Read reviews, cook some recipes, and even share them with the group
I’ve always wanted to start a cookbook club—to find a group of fellow enthusiastic home cooks, choose a cookbook, and all cook a dish from it to share at a dinner party. I’d get a chance to show off my cooking, get new recipe ideas, and do it all with like-minded and food-obsessed friends.
Yet hosting such an event in person brings logistical challenges. First of all, finding a day that works for multiple people when everyone is so busy with the many obligations of modern work and family life borders on the impossible. And even if I could overcome formidable scheduling hurdles, who cleans my house to get ready for cookbook club party? And then there’s the fact that all too few of my friends share my passion for home cooking. There must be another way, I thought, to have all the fun of a cookbook club but without these obstacles.
This is where the Edible Cookbook Club comes in. Thanks to the magic of the internet and social media, we can have a cookbook club in the form of a virtual dinner party that’s there when you have time to show up for it. Membership is easy breezy. Your involvement can be as little as skimming my review of that month’s cookbook. Get a little more active by trying one of the excerpted recipes yourself. If that floats your boat, maybe you buy yourself a copy or check it out of the library. This gives the opportunity to take a deep dive into a book as you spend anywhere from one night to the whole month cooking from its pages.
Maybe, like me, you follow the recipes to the letter; maybe you go wild with variations and substitutions, making the recipes your own; or maybe you take inspiration from the book, running with certain themes or ideas without cooking the recipes per se at all. All styles of interacting with the month’s book are fair game for our flexible Cookbook Club.
I’ve never met a true cookbook lover who doesn’t want to talk about what they’re reading. So part of the cookbook club is connecting with one another. Sharing ideas and meeting new food friends is part of the plan and we have some ideas for making that easier for you.
Here’s how it works:
Book of the month
Each month, we’ll name a cookbook to be the focus of that month’s cookbook club. We’re focusing on books that share at least a few strands of DNA with Edible Communities. Expect books that take you to the farmers market and recipes based on whole food (not packaged) ingredients. We’ll be taking a pass on celebrity chef books in favor of books whose authors understand the realities of home cooking. We hope to bypass the hype to get you cooking from books that will make you think as they help you become a happier home cook.
Read my review

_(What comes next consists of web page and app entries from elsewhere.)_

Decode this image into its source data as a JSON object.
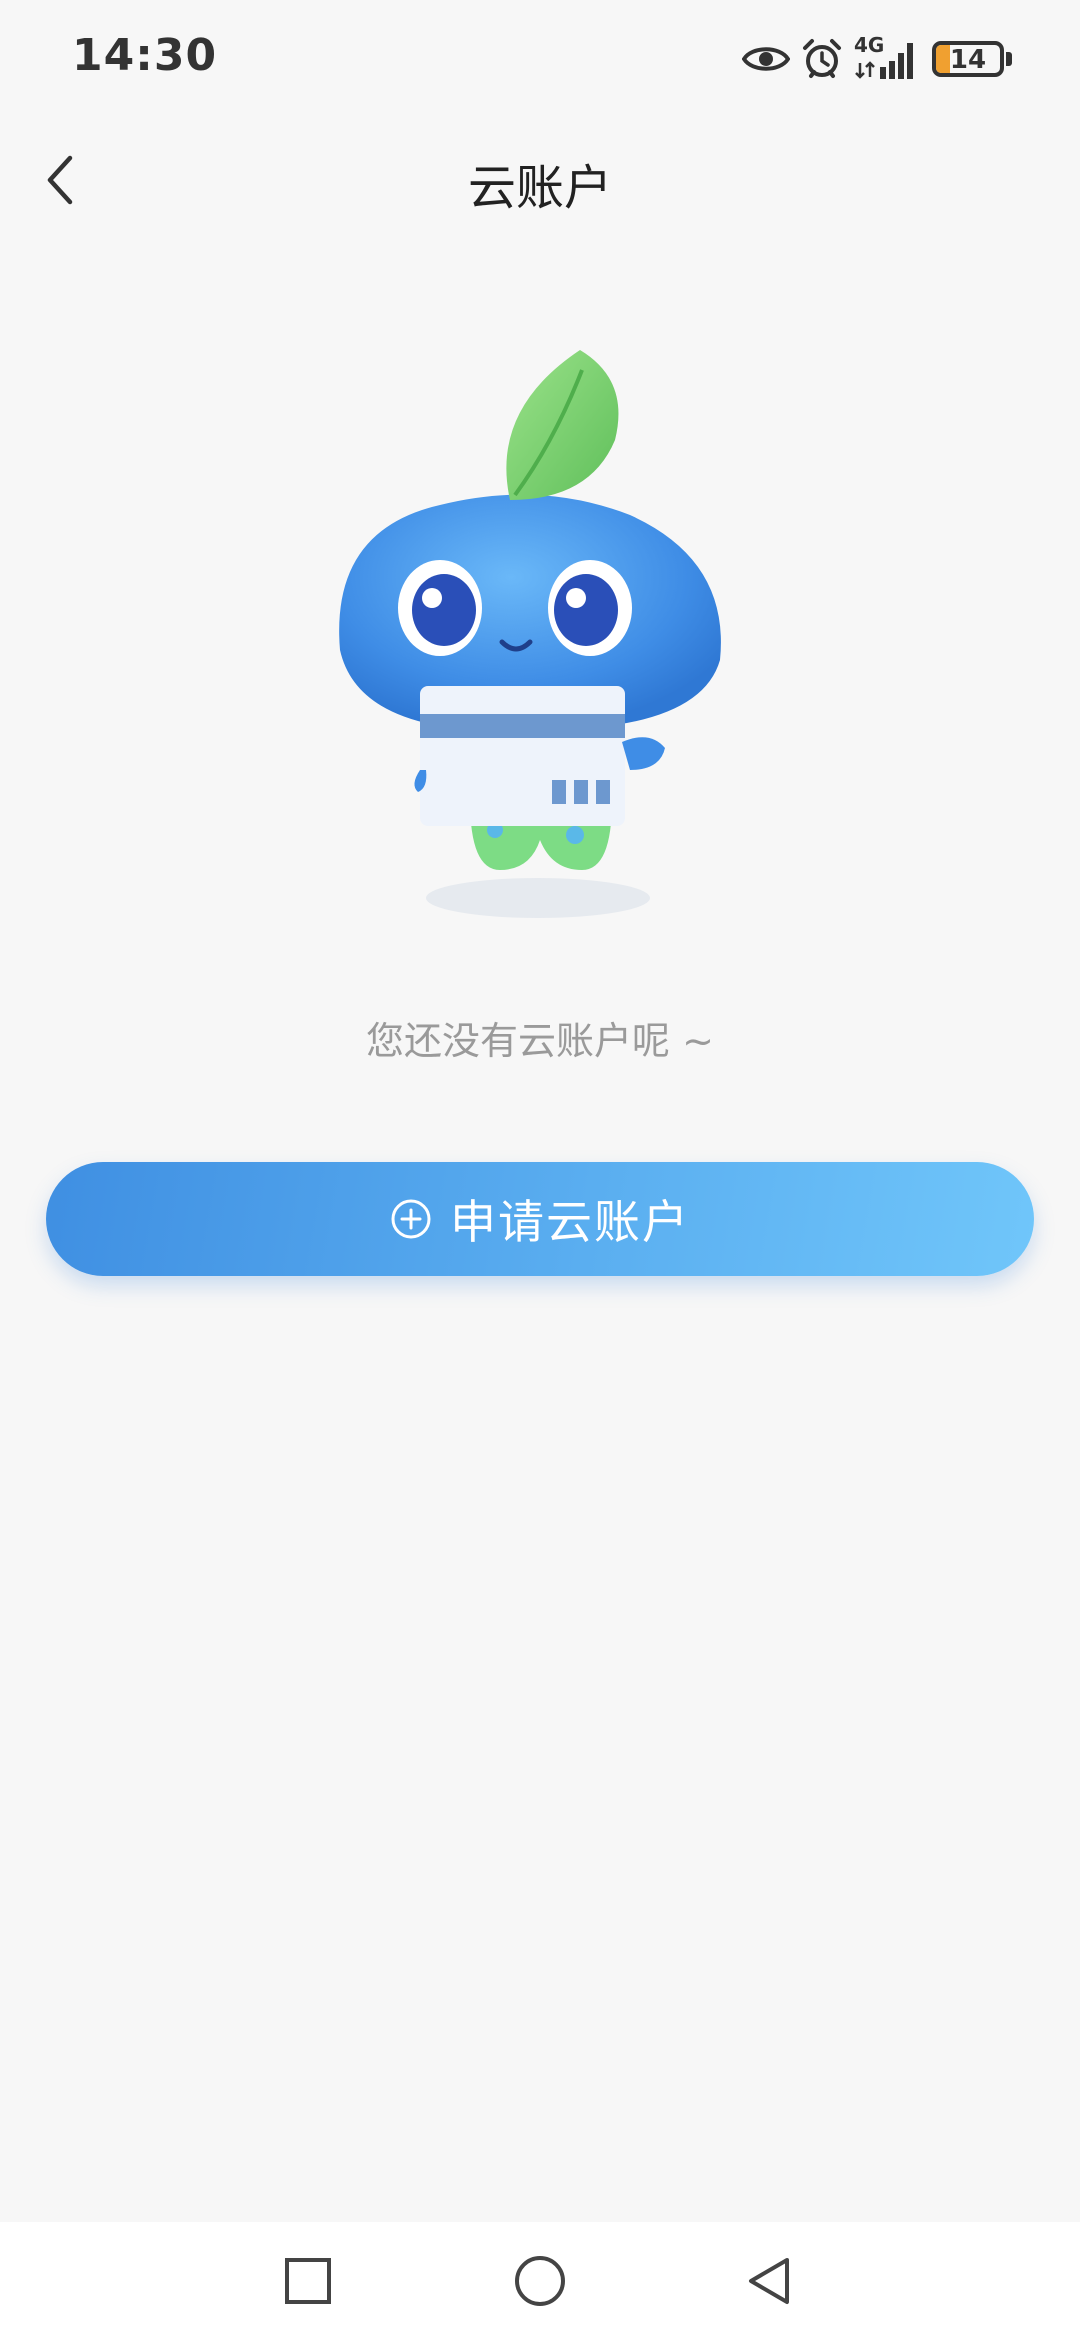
{
  "status_bar": {
    "time": "14:30",
    "network_type": "4G",
    "battery_level": "14",
    "icons": [
      "eye-icon",
      "alarm-icon",
      "signal-icon",
      "battery-icon"
    ],
    "battery_color": "#f0a030"
  },
  "nav": {
    "title": "云账户",
    "back_icon": "chevron-left-icon"
  },
  "empty_state": {
    "illustration": "blue-mascot-holding-card",
    "message": "您还没有云账户呢 ~"
  },
  "apply_button": {
    "label": "申请云账户",
    "icon": "plus-circle-icon",
    "colors": [
      "#3f8fe2",
      "#70c6fa"
    ]
  },
  "system_nav": {
    "buttons": [
      "recent-apps-icon",
      "home-icon",
      "back-triangle-icon"
    ]
  }
}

When I write a cookbook review, I don’t flip through the pages and make assessments about what looks tasty. I don’t just make a few recipes. I adopt the book as my own meal planning source material for weeks, cooking from all the sections to get a real representation of what the book has to offer home cooks. I’ll tell you what recipes work, which ones have problems, and what you need to know before you dive in. And I’ll share my thoughts on how the book fits into the larger cookbook firmament. I want you to know whether it’s for you before you go buying a copy. And finally, I will always include a couple of recipes from the book so you can give them a test drive.
Join us on Facebook
Come hang out with us on Facebook to chat about that month’s book. It’s the perfect place to ask questions that might come up about ingredients or techniques. I’ll be there to give you my best answers, and I’m sure other home cooks will have opinions to offer too. You can spread the word about your favorite recipe or warn us about the one that fell flat. You can even tell me what books you want to cook from going forward or disagree with something I wrote in my review. I’ll be there and I’ll be listening.
Share your photos
Not on Facebook? Tag us on Twitter or Instagram with the hashtag #EdibleCookbookClub. We want to see photos of your finished dishes, your family eating a dinner you cooked up, your glorious ingredient haul, your splattered cookbook pages or whatever else you want to share with us. It’s a festive way to share our love of food and cookbooks and to connect with like-minded home cooks but without all the extra dirty dishes of hosting a party.